WORK TO COMPLETE
From the entries below, count the lines with "meta". Write only the count.

EXTRACTED ENTRIES
—————

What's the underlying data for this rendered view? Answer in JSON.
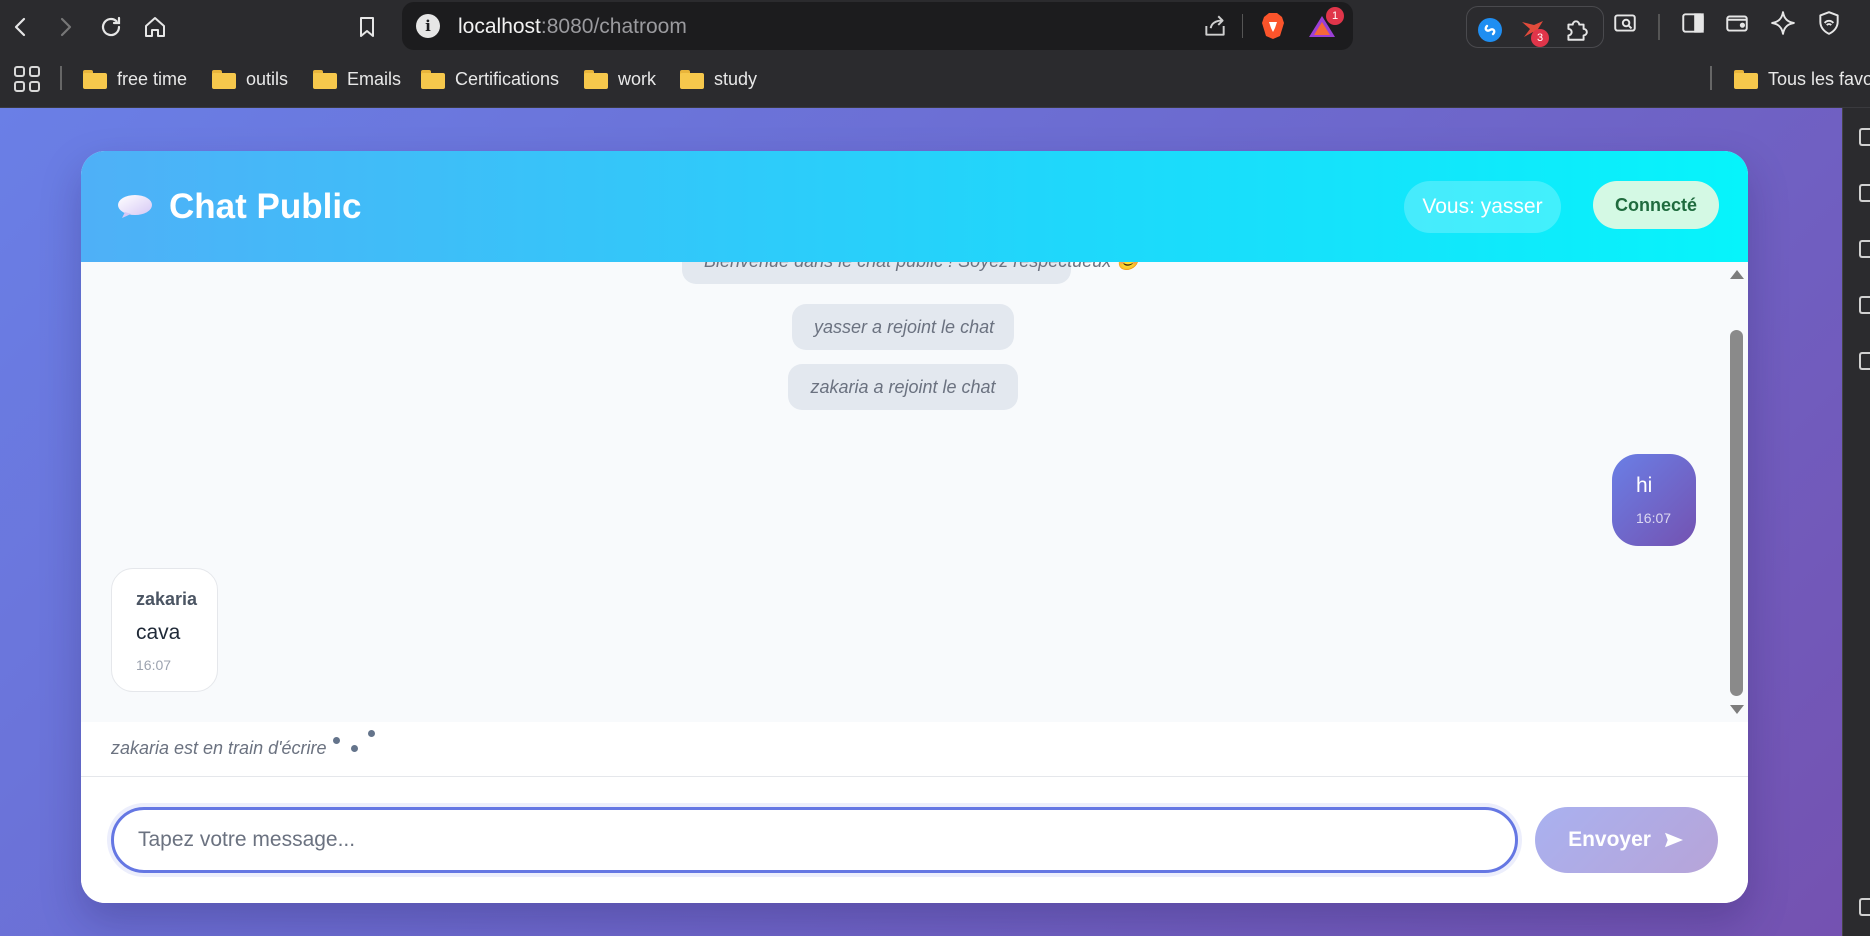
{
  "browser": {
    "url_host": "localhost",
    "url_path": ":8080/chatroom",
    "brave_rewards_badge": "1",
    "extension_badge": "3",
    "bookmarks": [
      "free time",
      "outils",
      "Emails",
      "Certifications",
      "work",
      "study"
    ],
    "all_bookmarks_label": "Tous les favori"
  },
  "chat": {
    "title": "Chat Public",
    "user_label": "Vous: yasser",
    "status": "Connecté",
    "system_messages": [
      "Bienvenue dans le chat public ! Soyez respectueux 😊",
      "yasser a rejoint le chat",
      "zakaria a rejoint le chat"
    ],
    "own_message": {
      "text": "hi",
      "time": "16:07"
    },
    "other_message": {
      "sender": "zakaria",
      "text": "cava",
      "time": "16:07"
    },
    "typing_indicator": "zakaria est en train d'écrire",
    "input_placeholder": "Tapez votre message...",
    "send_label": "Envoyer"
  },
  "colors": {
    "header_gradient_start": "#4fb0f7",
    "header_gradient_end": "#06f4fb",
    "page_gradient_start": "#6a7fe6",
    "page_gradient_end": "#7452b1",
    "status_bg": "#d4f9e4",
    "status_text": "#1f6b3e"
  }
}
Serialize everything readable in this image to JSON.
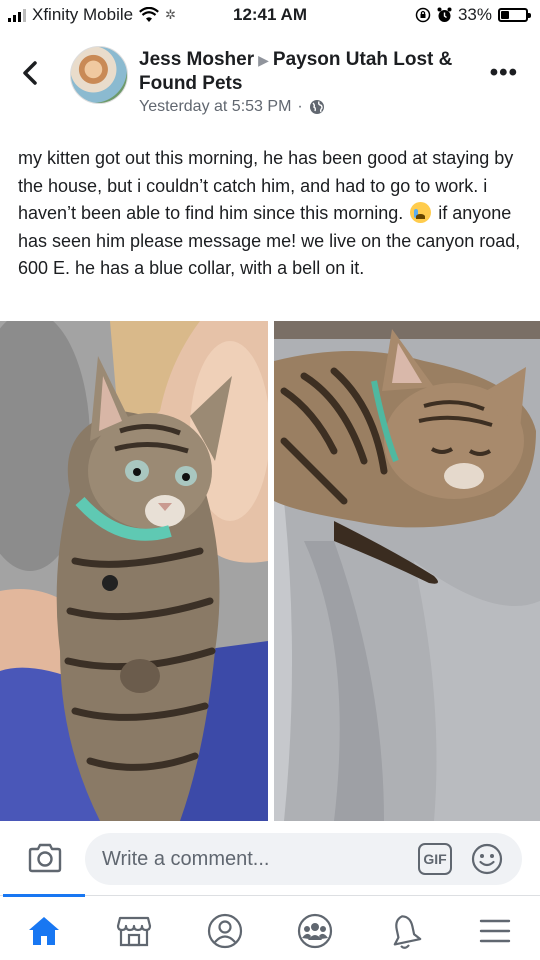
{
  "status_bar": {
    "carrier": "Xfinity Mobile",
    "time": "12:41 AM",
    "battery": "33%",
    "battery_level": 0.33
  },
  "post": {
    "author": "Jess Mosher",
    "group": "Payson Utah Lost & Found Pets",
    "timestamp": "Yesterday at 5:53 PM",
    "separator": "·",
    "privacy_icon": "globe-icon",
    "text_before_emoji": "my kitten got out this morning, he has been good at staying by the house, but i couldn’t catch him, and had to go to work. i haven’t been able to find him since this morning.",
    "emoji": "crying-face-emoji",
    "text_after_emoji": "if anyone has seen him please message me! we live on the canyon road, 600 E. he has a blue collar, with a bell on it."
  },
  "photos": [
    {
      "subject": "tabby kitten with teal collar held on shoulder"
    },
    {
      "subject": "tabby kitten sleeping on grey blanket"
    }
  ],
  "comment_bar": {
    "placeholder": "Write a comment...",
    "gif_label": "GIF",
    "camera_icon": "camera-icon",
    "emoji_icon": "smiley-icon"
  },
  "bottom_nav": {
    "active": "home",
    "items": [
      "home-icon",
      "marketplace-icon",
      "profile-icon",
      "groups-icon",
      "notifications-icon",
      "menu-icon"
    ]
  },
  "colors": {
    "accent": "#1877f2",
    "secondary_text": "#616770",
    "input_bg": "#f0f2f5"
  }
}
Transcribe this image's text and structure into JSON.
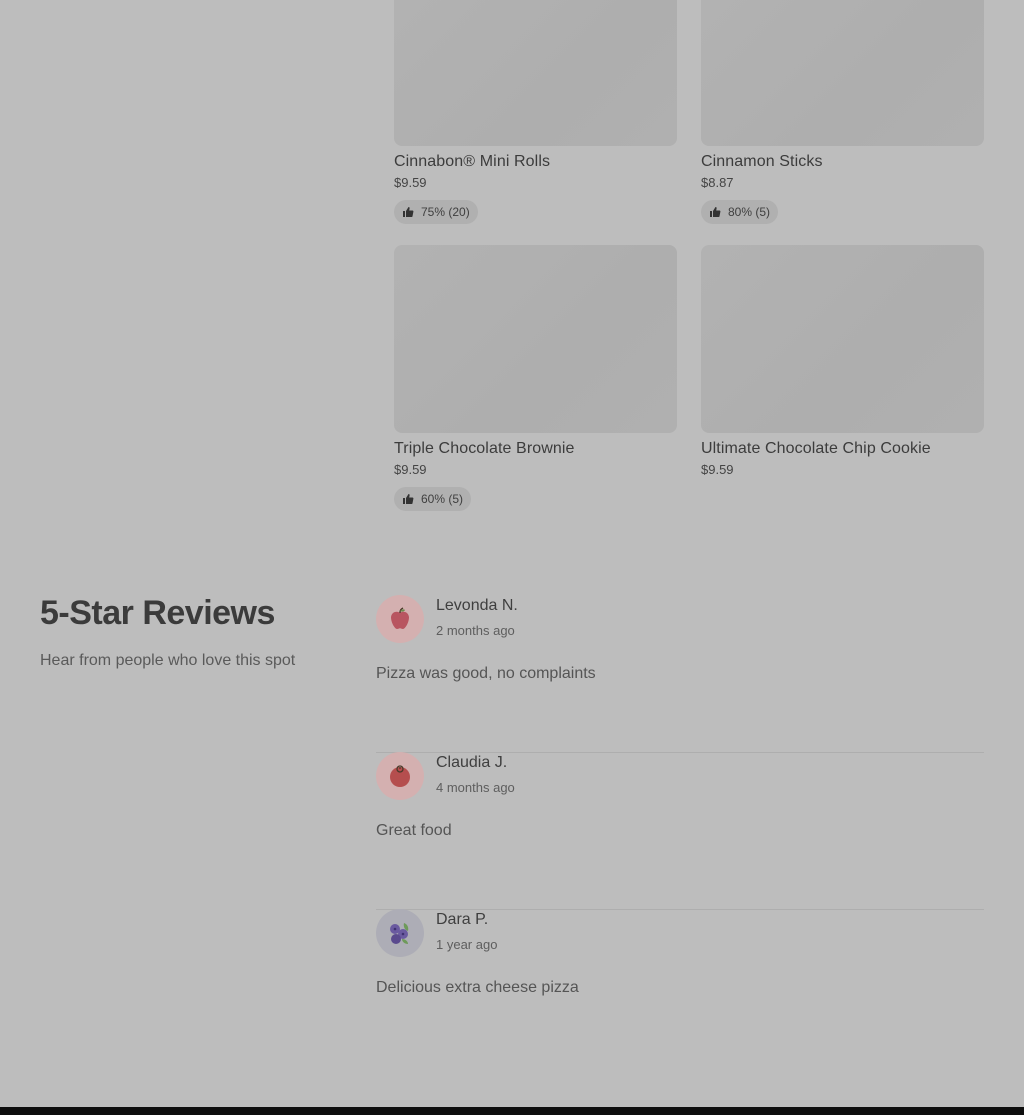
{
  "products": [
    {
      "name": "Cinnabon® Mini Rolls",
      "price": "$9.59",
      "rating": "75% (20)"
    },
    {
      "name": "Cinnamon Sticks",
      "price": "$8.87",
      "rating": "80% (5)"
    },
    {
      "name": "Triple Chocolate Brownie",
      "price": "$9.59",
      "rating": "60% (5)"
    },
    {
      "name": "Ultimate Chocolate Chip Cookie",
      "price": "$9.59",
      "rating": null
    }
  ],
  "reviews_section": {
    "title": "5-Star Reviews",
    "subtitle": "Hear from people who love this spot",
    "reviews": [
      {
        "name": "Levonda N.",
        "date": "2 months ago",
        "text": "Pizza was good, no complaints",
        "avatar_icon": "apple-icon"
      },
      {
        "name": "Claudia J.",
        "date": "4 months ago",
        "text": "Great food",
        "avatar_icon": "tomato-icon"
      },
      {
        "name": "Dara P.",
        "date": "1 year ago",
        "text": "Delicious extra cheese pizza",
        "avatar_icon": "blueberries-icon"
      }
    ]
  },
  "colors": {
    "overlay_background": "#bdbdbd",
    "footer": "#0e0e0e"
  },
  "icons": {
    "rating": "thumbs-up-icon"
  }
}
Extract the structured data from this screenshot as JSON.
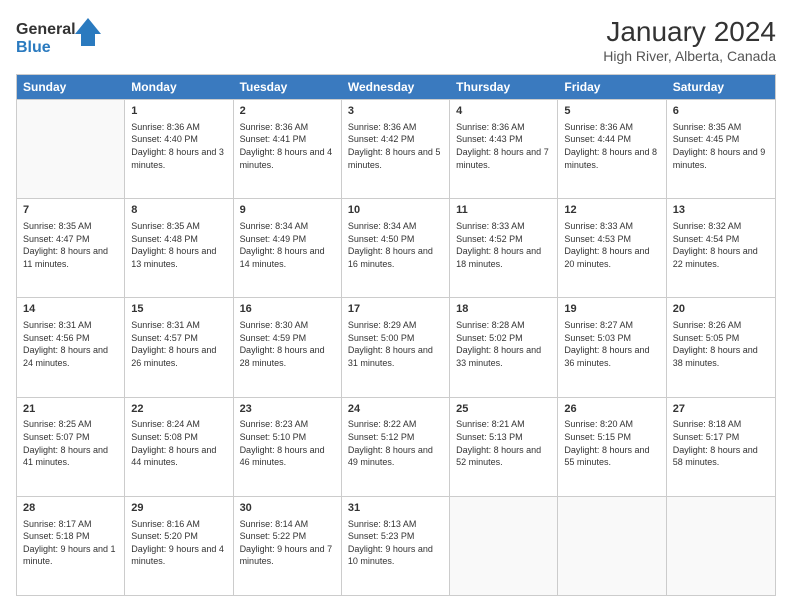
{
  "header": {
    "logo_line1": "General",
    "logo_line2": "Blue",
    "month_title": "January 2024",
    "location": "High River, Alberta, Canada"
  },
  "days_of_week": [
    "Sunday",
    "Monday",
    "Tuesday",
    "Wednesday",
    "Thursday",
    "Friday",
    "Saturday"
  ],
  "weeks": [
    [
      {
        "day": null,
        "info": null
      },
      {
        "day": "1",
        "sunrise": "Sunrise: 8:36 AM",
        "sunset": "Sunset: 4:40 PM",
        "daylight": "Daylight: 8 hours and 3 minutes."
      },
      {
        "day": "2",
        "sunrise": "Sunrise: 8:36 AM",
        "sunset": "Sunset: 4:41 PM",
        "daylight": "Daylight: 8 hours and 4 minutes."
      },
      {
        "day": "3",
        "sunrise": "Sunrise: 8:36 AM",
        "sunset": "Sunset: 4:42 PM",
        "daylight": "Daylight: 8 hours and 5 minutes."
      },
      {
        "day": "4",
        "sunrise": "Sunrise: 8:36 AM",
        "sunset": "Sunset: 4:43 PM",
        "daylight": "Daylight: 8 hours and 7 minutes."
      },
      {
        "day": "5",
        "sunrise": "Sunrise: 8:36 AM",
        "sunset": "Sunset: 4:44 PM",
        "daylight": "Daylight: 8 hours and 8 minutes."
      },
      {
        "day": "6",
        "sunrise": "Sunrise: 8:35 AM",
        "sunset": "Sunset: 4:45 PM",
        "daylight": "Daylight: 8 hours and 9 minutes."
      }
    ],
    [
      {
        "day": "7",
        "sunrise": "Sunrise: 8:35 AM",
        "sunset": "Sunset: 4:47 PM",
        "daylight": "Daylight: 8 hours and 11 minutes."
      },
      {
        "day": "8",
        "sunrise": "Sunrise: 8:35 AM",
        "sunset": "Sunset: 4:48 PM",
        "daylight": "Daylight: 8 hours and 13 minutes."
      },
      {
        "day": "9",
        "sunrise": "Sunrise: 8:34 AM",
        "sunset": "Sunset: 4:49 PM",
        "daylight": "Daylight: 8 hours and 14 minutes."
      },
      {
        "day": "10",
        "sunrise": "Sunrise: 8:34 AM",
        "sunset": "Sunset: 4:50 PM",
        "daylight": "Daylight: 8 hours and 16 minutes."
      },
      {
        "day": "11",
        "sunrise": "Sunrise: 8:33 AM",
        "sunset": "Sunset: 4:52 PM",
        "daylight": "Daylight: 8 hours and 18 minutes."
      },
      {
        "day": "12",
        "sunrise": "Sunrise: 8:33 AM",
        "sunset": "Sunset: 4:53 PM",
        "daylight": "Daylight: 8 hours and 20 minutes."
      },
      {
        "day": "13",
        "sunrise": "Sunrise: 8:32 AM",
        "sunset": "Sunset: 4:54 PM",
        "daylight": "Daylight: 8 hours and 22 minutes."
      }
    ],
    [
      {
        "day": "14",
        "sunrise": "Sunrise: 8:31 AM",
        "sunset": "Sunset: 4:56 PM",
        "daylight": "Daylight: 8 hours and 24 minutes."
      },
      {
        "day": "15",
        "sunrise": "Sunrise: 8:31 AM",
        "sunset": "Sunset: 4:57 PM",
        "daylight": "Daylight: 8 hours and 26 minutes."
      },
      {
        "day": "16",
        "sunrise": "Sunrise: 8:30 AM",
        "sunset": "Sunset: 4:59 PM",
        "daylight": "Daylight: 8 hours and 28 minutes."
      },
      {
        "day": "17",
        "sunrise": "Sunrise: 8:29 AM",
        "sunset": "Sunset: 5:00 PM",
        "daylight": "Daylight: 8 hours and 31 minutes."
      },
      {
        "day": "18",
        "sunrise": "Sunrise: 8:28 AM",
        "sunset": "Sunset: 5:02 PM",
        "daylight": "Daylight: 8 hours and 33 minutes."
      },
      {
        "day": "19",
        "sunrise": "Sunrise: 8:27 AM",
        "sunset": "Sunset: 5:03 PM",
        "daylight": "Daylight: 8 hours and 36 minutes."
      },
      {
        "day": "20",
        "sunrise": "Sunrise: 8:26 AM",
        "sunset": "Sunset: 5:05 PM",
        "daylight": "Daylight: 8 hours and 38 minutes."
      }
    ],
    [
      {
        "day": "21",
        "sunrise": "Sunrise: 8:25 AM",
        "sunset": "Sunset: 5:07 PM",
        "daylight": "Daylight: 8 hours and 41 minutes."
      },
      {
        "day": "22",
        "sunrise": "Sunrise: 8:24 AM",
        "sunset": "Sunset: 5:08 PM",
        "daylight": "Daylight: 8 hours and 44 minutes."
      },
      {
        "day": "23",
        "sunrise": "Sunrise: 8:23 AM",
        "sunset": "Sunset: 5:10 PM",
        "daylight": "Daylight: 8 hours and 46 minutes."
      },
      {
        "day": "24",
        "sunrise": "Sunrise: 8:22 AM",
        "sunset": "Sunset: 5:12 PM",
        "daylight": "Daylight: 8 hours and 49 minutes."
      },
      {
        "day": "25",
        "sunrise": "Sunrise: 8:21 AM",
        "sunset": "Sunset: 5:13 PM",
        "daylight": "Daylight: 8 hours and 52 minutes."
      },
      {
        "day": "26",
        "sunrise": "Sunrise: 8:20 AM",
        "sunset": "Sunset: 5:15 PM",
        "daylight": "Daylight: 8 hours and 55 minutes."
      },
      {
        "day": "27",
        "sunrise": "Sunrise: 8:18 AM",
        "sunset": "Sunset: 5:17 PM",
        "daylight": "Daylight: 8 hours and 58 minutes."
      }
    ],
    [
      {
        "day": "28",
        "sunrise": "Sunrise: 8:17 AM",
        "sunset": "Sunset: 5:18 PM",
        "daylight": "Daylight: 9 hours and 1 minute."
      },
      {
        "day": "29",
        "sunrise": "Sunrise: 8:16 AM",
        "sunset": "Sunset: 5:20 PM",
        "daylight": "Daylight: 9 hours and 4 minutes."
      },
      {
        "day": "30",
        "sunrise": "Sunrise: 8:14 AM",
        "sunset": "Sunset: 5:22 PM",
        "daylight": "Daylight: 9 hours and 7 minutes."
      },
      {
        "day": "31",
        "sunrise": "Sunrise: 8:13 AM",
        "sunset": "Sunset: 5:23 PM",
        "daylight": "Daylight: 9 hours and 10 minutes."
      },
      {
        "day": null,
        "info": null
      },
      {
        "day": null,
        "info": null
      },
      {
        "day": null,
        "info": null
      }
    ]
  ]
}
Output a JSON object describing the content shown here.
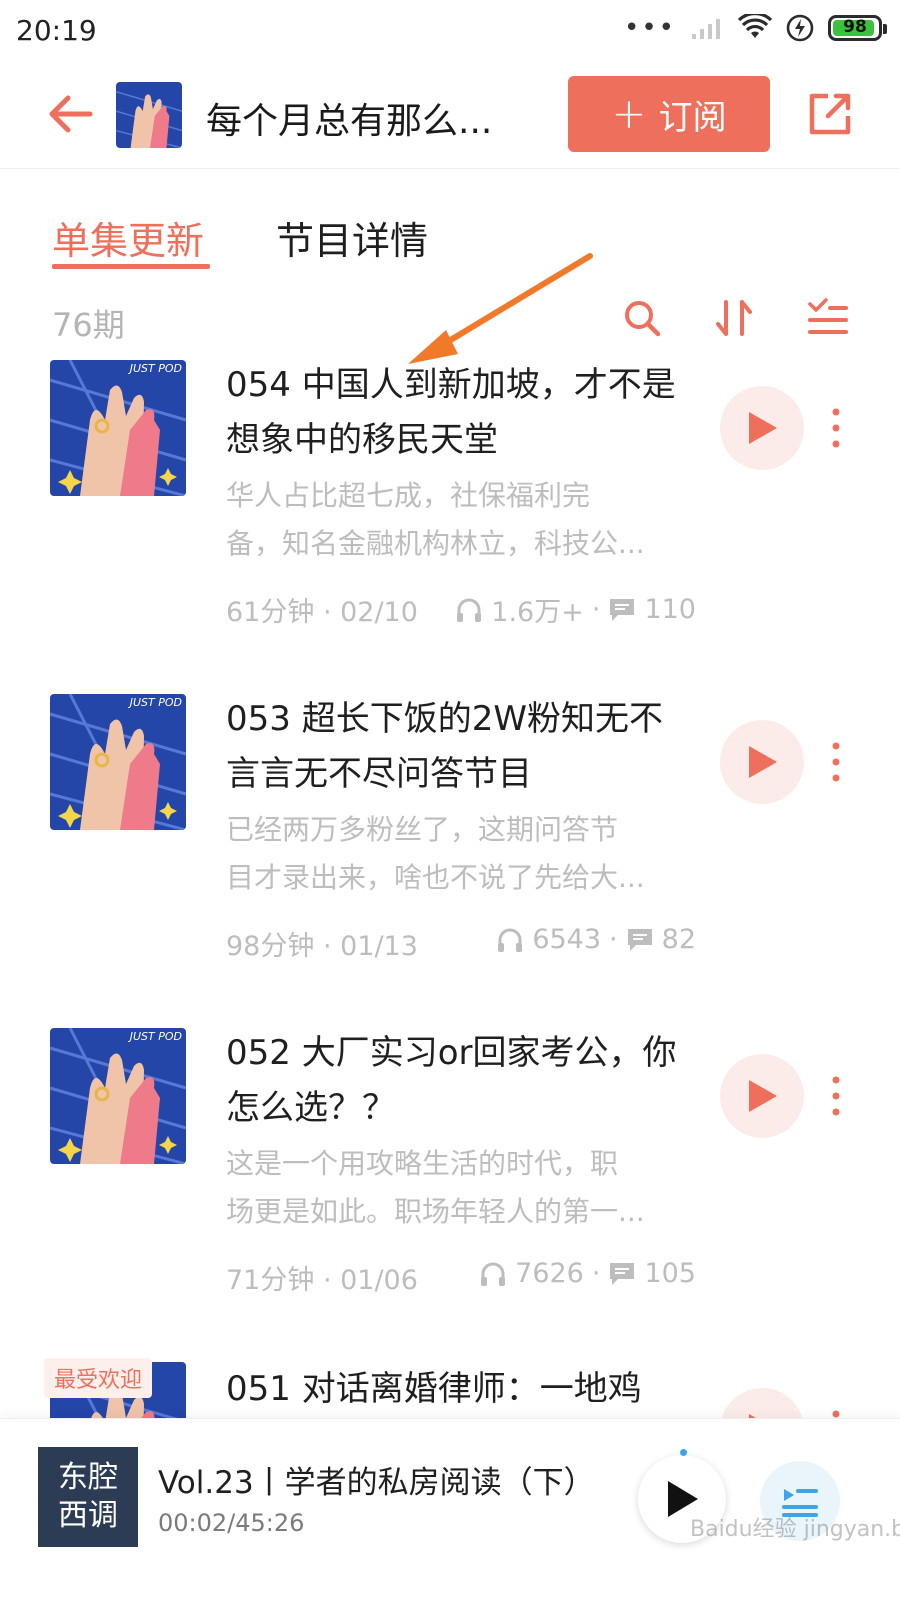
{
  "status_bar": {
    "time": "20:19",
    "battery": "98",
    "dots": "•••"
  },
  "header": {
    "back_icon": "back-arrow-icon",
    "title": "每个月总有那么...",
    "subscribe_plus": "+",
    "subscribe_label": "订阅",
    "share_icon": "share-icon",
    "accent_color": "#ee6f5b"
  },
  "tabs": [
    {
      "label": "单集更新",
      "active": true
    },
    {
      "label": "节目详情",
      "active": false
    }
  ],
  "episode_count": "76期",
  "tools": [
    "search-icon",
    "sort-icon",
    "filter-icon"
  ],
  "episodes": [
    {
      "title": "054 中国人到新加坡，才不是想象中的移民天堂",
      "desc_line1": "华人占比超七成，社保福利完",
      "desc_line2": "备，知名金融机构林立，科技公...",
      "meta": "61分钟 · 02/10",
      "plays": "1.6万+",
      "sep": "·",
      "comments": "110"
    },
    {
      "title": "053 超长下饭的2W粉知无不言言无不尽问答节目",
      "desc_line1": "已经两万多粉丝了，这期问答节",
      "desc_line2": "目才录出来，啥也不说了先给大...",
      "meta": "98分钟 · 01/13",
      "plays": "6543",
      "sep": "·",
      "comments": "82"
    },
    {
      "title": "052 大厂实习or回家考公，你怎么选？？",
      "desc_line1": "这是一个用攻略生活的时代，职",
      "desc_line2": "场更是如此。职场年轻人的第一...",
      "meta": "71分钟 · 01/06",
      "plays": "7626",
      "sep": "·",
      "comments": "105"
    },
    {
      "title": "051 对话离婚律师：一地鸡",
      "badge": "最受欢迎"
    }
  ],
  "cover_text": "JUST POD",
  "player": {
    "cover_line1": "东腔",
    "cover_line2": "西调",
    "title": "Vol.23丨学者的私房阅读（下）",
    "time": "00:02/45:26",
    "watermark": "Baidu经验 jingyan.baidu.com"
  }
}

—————

YOUR RESPONSE
3